82nd International Atlantic Economic Conference

October 13 - 16, 2016 | Washington, USA

Trump v. Cruz: The comparative economic effects of two tax proposals

Friday, October 14, 2016: 9:40 AM
Paul Bachman, Ph.D. , Economics, Beacon Hill Institute and Suffolk University, Boston, MA
Taxes impinge on individual and business decisions to work, save and invest. Using a dynamic computable general equilibrium model that we created for the National Center for Policy Analysis (the “NCPA-DCGE Model”), we simulate the effects on the U.S. economy of tax proposals by Donald Trump and Ted Cruz.  

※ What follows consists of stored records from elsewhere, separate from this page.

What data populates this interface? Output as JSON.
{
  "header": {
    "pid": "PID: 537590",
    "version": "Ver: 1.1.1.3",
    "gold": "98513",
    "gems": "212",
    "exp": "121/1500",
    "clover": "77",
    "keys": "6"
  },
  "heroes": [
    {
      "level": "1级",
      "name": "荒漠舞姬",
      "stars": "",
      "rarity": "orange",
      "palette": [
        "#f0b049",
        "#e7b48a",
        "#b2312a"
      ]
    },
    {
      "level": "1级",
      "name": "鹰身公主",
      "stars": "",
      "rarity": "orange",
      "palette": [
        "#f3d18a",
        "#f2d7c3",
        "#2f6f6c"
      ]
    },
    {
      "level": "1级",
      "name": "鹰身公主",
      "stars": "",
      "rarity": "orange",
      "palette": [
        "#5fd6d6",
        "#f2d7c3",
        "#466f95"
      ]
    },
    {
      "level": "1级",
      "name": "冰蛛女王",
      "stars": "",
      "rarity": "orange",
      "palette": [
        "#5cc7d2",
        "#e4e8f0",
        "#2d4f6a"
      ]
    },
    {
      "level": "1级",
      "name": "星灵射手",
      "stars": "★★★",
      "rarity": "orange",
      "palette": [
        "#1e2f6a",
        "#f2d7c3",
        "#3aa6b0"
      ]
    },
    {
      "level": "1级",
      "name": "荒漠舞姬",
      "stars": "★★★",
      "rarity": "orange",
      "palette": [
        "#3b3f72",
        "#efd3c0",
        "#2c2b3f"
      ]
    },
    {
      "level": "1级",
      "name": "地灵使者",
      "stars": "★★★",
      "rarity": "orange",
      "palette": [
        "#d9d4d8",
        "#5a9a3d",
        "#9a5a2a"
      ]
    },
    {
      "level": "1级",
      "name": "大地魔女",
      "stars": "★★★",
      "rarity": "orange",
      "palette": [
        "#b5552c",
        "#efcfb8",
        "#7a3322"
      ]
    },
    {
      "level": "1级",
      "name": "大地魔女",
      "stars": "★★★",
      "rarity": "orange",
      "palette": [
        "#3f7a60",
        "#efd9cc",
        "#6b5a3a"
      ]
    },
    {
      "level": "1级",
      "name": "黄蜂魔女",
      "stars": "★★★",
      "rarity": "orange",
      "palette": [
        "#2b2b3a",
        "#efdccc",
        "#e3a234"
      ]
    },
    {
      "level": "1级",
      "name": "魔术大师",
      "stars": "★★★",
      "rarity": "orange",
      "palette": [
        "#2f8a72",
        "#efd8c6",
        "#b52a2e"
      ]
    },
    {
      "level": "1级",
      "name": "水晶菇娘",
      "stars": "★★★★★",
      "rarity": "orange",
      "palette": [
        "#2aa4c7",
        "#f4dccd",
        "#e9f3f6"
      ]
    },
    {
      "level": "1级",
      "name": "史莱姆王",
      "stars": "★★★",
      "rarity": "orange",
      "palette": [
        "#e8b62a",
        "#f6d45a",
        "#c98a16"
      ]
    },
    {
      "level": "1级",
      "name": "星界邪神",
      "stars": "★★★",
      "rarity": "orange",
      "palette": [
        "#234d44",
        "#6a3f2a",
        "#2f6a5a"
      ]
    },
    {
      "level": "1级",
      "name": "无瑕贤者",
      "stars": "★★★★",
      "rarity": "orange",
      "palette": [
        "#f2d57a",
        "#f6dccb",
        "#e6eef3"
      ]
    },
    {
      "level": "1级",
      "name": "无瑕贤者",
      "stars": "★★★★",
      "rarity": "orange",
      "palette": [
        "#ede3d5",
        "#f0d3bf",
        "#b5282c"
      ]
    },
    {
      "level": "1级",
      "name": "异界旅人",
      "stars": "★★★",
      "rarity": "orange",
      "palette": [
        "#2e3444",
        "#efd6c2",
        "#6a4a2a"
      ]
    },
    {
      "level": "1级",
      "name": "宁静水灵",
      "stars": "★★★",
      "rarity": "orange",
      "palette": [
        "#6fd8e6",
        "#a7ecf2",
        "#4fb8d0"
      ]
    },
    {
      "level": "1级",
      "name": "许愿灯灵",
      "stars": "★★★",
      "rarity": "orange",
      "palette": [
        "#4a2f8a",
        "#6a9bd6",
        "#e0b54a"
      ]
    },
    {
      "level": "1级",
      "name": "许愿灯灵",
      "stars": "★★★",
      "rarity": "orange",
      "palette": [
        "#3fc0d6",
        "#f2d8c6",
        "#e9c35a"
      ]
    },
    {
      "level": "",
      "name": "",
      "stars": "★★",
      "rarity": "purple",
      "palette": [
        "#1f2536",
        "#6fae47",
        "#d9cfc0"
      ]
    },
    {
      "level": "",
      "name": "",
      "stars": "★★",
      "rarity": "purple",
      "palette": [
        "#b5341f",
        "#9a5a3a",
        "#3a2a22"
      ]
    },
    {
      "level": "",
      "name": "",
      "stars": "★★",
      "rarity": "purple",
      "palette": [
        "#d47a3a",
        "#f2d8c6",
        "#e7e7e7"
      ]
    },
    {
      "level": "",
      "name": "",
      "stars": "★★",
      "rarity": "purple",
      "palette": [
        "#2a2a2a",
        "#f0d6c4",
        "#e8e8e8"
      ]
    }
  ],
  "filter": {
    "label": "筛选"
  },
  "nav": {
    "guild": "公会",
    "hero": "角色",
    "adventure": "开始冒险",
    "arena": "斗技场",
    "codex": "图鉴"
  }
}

Dynamic CGE models are the most appropriate tools for assessing the impacts of taxes and to understand how economic “agents” (taxpayers) respond to incentives and disincentives to work and save brought about by tax law changes. It is also important to understand how tax law changes affect federal, state and local government revenues. Lower tax rates usually reduce revenues but less so to the extent that they encourage work and saving. Higher tax rates usually increase revenues but less so to the extent that they discourage work and saving.

Both of the tax proposals considered here have the effect, on balance, of reducing tax rates on personal and business income. Both, therefore, increase economic efficiency and expand the economy, as shown by their predicted, positive effects on such indicators as GDP and private sector employment. Both also cause a loss in government revenues. Of the two proposals, one – the Cruz proposal – causes a smaller loss in government revenue than the other and results in a more pronounced increase in efficiency. One reason that the Cruz plan trumps the Trump plan on both counts (minimizing the loss in revenue and increasing efficiency) is that the Cruz plan goes further than the Trump plan toward turning the tax code into a tax on consumption.